[EXCERPTED RECORDS Boundary: Start]

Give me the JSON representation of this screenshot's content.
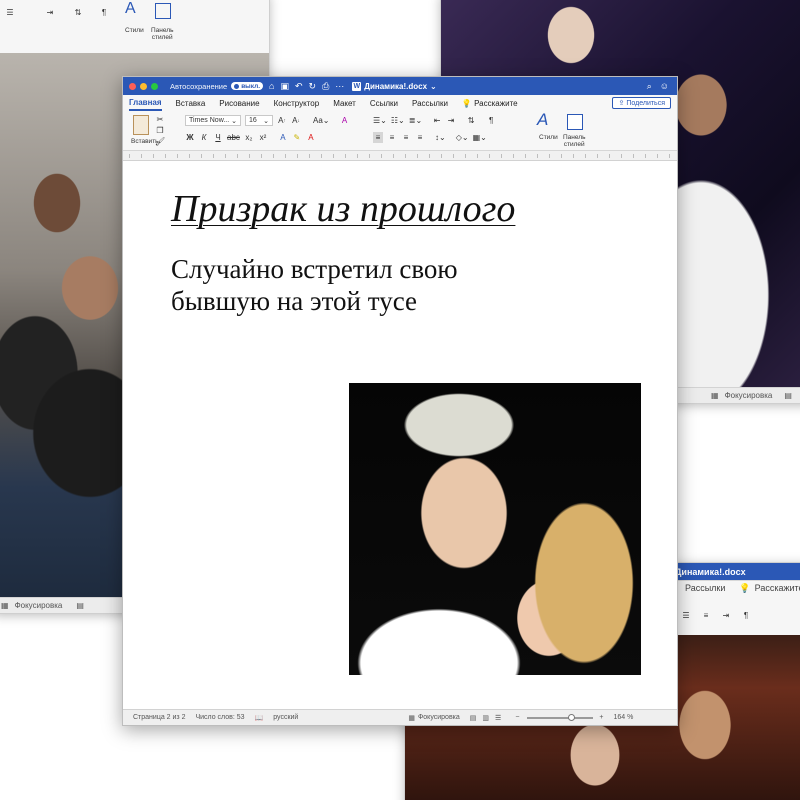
{
  "main_window": {
    "autosave_label": "Автосохранение",
    "autosave_state": "выкл.",
    "document_title": "Динамика!.docx",
    "tabs": [
      {
        "label": "Главная"
      },
      {
        "label": "Вставка"
      },
      {
        "label": "Рисование"
      },
      {
        "label": "Конструктор"
      },
      {
        "label": "Макет"
      },
      {
        "label": "Ссылки"
      },
      {
        "label": "Рассылки"
      },
      {
        "label": "Расскажите"
      }
    ],
    "share_label": "Поделиться",
    "ribbon": {
      "paste_label": "Вставить",
      "font_name": "Times Now...",
      "font_size": "16",
      "styles_label": "Стили",
      "styles_pane_label_1": "Панель",
      "styles_pane_label_2": "стилей"
    },
    "document": {
      "title": "Призрак из прошлого",
      "body_line_1": "Случайно встретил свою",
      "body_line_2": "бывшую на этой тусе"
    },
    "status": {
      "page": "Страница 2 из 2",
      "words": "Число слов: 53",
      "language": "русский",
      "focus": "Фокусировка",
      "zoom": "164 %",
      "zoom_level": 0.62
    },
    "accent_color": "#2b58b6"
  },
  "bg_window_top_left": {
    "styles_label": "Стили",
    "styles_pane_label_1": "Панель",
    "styles_pane_label_2": "стилей",
    "status_focus": "Фокусировка"
  },
  "bg_window_top_right": {
    "status_focus": "Фокусировка"
  },
  "bg_window_bottom_right": {
    "document_title": "Динамика!.docx",
    "tabs": [
      {
        "label": "Рассылки"
      },
      {
        "label": "Расскажите"
      }
    ]
  }
}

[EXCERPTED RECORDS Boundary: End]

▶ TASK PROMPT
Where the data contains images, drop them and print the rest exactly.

▶ PROBLEM SOLUTION
Give me the JSON representation of this screenshot's content.
{
  "main_window": {
    "autosave_label": "Автосохранение",
    "autosave_state": "выкл.",
    "document_title": "Динамика!.docx",
    "tabs": [
      {
        "label": "Главная"
      },
      {
        "label": "Вставка"
      },
      {
        "label": "Рисование"
      },
      {
        "label": "Конструктор"
      },
      {
        "label": "Макет"
      },
      {
        "label": "Ссылки"
      },
      {
        "label": "Рассылки"
      },
      {
        "label": "Расскажите"
      }
    ],
    "share_label": "Поделиться",
    "ribbon": {
      "paste_label": "Вставить",
      "font_name": "Times Now...",
      "font_size": "16",
      "styles_label": "Стили",
      "styles_pane_label_1": "Панель",
      "styles_pane_label_2": "стилей"
    },
    "document": {
      "title": "Призрак из прошлого",
      "body_line_1": "Случайно встретил свою",
      "body_line_2": "бывшую на этой тусе"
    },
    "status": {
      "page": "Страница 2 из 2",
      "words": "Число слов: 53",
      "language": "русский",
      "focus": "Фокусировка",
      "zoom": "164 %",
      "zoom_level": 0.62
    },
    "accent_color": "#2b58b6"
  },
  "bg_window_top_left": {
    "styles_label": "Стили",
    "styles_pane_label_1": "Панель",
    "styles_pane_label_2": "стилей",
    "status_focus": "Фокусировка"
  },
  "bg_window_top_right": {
    "status_focus": "Фокусировка"
  },
  "bg_window_bottom_right": {
    "document_title": "Динамика!.docx",
    "tabs": [
      {
        "label": "Рассылки"
      },
      {
        "label": "Расскажите"
      }
    ]
  }
}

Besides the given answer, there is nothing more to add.